Any individual member of the clinical trial team designated and supervised by the investigator at a trial site to perform critical trial-related procedures and/or to make important trial-related decisions (e.g., associates, residents, research fellows). See also Investigator.

 

  • Subject/Trial Subject

An individual who participates in a clinical trial, either as a recipient of the investigational product(s) or as a control.

 

  • Subject Identification

Code A unique identifier assigned by the investigator to each trial subject to protect the subject’s identity and used in lieu of the subject’s name when the investigator reports adverse events and/or other trial related data.

 

  • Trial Site

The location(s) where trial-related activities are actually conducted.

  • Unexpected Adverse Drug Reaction
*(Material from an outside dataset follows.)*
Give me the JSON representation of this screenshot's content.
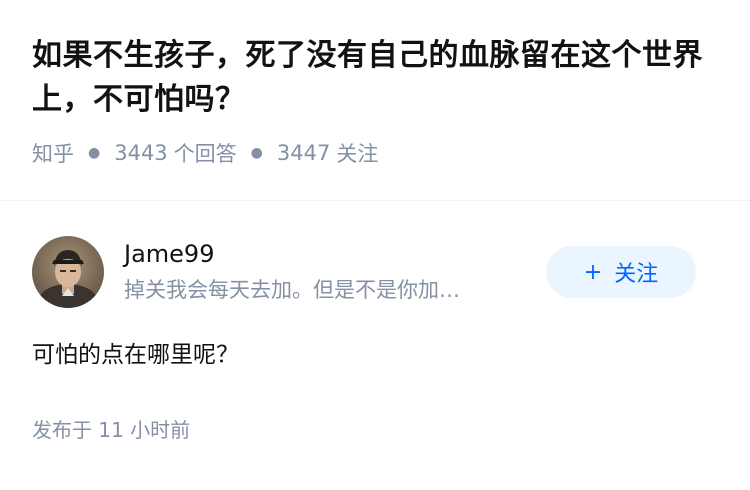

An adverse reaction, the nature or severity of which is not consistent with the applicable product information (e.g., Investigator’s Brochure for an unapproved investigational product or package insert/summary of product characteristics for an approved product) (see the ICH Guideline for Clinical Safety Data Management: Definitions and Standards for Expedited Reporting).

 

  • Vulnerable Subjects

Individuals whose willingness to volunteer in a clinical trial may be unduly influenced by the expectation, whether justified or not, of benefits associated with participation, or of a retaliatory response from senior members of a hierarchy in case of refusal to participate. Examples are members of a group with a hierarchical structure, such as medical, pharmacy, dental, and nursing students, subordinate hospital and laboratory personnel, employees of the pharmaceutical industry, members of the armed forces, and persons kept in detention. Other vulnerable subjects include patients with incurable diseases, persons in nursing homes, unemployed or impoverished persons, patients in emergency situations, ethnic minority groups, homeless persons, nomads, refugees, minors, and those incapable of giving consent.

 

  • Well-being (of the trial subjects)

The physical and mental integrity of the subjects participating in a clinical trial.

 

Reference :-

ICH HARMONISED TRIPARTITE GUIDELINE

GUIDELINE FOR GOOD CLINICAL PRACTICE

E6(R1)

Current Step 4 version

dated 10 June 1996